- Unblocking the full operation of sea ports. This would increase exports, in particular by expanding the list of potential markets. This option would require government involvement in terms of providing security guarantees and a risk insurance mechanism to encourage shipowners to call at Ukrainian ports even in wartime. As of today, the elaborated supply corridor from Ukrainian Black Sea ports cannot significantly change the situation, given the cost of insurance and other problems.
- Improvement of railway logistics with the EU. This course of action could rise exports by increasing the capacity of border crossings. Although it should be noted that nothing has been done in this direction in the past year and a half.
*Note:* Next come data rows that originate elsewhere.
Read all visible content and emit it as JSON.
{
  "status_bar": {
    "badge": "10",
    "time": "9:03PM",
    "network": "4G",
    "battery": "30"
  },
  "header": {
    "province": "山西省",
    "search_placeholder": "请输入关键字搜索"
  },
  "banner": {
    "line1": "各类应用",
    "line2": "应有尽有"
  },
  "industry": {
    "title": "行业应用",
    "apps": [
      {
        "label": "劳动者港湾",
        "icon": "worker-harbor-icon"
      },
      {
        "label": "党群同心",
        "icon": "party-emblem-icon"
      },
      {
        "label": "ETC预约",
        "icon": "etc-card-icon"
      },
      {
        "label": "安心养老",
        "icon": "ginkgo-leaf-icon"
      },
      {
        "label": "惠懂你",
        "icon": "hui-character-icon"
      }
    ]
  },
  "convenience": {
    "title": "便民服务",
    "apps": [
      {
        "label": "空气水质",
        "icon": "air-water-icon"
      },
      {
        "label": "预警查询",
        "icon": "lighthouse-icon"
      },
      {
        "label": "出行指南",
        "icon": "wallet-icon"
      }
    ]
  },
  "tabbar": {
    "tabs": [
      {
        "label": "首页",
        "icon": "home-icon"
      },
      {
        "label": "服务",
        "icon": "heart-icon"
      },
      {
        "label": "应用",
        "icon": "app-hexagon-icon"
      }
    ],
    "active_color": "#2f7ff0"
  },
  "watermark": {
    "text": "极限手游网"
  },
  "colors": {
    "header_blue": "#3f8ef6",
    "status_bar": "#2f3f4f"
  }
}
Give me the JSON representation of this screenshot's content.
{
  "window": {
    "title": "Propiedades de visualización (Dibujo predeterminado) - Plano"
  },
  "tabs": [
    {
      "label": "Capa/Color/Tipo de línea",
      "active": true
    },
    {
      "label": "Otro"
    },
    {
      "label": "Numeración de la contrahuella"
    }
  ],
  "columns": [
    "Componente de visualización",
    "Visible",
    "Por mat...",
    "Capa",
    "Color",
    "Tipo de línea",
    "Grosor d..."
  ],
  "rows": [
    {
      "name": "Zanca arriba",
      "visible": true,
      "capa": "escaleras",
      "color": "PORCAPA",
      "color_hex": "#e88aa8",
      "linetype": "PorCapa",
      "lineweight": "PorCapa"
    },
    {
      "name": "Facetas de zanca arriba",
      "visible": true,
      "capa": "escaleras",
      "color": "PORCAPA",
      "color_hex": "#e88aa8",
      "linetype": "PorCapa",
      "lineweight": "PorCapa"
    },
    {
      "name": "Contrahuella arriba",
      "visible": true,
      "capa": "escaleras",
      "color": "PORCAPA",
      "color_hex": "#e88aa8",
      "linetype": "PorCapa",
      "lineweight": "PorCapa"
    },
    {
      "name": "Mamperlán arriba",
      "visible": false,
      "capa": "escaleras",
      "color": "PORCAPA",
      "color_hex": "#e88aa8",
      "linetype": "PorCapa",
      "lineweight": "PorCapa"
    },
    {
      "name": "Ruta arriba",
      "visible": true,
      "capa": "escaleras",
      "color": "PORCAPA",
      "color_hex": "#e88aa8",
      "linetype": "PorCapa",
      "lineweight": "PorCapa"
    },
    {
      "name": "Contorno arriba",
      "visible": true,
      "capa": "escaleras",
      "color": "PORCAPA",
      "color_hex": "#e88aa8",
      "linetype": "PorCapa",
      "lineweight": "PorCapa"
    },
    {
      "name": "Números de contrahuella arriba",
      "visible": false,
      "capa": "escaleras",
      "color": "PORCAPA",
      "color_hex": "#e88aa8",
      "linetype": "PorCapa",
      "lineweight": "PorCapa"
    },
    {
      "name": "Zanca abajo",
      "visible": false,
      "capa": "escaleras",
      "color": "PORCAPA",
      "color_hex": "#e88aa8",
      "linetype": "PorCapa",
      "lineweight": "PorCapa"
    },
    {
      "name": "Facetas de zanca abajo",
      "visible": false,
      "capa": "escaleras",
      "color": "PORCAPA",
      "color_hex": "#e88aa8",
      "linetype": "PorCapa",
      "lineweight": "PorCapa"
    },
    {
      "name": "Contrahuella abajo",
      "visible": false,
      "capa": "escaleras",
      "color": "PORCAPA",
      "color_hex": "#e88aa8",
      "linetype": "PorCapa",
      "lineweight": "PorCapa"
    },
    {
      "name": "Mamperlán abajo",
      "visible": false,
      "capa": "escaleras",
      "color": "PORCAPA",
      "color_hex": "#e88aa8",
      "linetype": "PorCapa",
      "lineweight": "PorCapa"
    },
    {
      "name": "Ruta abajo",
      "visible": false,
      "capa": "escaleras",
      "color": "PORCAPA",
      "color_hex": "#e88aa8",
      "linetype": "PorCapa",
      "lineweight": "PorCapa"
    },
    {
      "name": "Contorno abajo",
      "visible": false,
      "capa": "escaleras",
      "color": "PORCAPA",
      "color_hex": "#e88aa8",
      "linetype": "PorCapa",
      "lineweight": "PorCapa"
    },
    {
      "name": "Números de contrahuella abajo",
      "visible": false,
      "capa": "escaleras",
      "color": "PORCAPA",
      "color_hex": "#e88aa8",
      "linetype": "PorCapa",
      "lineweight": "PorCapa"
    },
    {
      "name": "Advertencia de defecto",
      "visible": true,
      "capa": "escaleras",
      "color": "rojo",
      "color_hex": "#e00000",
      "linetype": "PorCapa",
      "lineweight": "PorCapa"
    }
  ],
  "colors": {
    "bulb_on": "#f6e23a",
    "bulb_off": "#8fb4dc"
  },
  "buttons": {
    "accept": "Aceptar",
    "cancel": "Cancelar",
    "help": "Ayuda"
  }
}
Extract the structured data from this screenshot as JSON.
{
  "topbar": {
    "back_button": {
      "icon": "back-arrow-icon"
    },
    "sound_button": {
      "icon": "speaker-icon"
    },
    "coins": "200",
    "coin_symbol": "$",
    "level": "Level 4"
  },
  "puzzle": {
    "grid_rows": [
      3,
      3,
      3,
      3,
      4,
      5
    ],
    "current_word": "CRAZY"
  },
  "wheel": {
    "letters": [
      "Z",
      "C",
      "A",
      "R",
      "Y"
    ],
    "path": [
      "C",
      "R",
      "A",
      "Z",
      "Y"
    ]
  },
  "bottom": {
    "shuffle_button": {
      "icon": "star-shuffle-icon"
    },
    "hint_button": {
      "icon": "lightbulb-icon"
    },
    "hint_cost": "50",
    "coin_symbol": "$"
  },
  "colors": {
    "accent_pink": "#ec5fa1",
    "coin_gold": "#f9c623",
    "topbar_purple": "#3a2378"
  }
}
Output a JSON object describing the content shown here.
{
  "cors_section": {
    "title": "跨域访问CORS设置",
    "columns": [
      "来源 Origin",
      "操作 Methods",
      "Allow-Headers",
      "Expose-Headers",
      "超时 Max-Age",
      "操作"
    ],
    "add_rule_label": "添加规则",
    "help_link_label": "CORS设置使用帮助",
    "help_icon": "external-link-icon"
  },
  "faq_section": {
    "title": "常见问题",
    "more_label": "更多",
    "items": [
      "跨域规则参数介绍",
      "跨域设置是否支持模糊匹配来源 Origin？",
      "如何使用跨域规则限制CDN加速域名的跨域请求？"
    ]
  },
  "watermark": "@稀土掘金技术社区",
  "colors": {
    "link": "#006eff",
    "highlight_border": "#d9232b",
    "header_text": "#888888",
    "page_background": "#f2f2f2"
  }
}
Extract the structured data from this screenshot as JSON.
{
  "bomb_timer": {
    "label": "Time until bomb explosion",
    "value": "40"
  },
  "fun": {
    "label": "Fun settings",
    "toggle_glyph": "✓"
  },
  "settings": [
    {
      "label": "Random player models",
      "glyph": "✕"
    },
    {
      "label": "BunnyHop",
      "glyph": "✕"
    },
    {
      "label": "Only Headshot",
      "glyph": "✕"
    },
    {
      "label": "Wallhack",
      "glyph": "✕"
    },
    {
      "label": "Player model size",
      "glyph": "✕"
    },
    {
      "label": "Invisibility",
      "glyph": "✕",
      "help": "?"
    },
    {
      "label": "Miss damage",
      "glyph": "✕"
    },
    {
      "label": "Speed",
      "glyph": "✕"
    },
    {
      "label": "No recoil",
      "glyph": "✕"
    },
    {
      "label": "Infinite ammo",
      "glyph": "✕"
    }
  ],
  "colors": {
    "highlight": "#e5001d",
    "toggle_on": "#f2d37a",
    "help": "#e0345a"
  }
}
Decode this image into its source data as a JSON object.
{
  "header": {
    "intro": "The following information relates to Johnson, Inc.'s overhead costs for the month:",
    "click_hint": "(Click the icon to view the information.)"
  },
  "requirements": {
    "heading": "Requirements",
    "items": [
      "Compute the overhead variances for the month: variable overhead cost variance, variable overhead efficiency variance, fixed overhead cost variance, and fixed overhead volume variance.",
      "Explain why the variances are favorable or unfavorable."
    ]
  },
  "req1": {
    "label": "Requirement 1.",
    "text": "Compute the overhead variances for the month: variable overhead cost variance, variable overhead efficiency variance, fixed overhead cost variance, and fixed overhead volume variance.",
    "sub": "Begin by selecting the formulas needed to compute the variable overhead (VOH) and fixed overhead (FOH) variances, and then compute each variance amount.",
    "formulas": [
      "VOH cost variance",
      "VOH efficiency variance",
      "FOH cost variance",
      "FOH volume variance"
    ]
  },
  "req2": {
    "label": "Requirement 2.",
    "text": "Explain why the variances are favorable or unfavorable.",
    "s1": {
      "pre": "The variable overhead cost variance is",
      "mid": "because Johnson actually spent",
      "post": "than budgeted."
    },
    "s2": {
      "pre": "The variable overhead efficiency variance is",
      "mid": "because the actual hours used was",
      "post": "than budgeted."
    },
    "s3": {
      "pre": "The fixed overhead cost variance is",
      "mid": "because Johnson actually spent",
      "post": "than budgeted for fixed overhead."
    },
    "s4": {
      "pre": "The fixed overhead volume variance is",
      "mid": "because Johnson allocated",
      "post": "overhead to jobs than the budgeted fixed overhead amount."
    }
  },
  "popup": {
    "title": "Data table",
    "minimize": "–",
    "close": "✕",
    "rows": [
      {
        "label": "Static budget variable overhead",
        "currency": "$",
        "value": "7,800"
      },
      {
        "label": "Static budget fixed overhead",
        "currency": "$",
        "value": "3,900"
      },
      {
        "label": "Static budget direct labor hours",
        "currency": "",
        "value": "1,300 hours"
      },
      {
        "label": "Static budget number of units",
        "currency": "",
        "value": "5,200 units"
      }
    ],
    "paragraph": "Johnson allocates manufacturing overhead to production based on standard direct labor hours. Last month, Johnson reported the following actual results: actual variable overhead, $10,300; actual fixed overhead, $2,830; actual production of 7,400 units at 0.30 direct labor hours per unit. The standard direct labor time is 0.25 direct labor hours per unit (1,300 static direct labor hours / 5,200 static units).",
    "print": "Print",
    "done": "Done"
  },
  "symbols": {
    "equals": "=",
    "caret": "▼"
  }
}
Given the complication of logistics schemes and the increase in transportation costs, it is necessary to look for options to curb the growth of railway tariffs in Ukraine in order to at least in this way support the competitiveness of Ukrainian producers in foreign markets.
- Introduction of sanctions on the supply of iron ore from Russia. If the European Commission makes such a decision, it is likely that Ukrainian producers will be able to increase exports of iron ore products to replace Russian supplies.
- Growth in the consumption of Ukrainian iron ore in the EU – may occur due to the fact that European steel companies will prefer to purchase iron ore from Ukraine. The realization of this scenario directly depends on increasing logistics capacities for exports from Ukraine, as this is currently a constraint.
Exports to the EU could also be boosted by European steel mills working together with Ukrainian iron ore producers as part of vertical integration. This option could have taken place if the Hungarian government had allowed Metinvest Holding to acquire Dunaferr. If Dunaferr were to become part of Metinvest, Ukraine could increase its iron ore exports by 1.2 million tons per year (assuming that Dunaferr would operate only one blast furnace, as the second one is out of commission). If the second blast furnace were to resume operation, iron ore exports would increase by 2.4 million tons per year. Such exports is comparable to the annual production of one mining and beneficiation plant (or two, if we are talking about small enterprises).
The current problems of the iron ore industry require comprehensive solutions that will help increase the utilization of Ukrainian enterprises. That is, certain successes in increasing sales must be accompanied by measures to improve logistics capacities to ensure exports from Ukraine, primarily to the European Union, which has remained the main trading partner since the beginning of the war.
In the steel sector, Ukraine and the EU became partners even before the war, as Ukrainian iron ore enterprises were traditional suppliers to European steel mills. In the context of the green transition, this cooperation will deepen, as European plants need raw materials for the production of direct reduced iron (DRI), and Ukrainian enterprises can supply these raw materials. However, the practical realization of such cooperation requires conditions that will facilitate the export of Ukrainian products.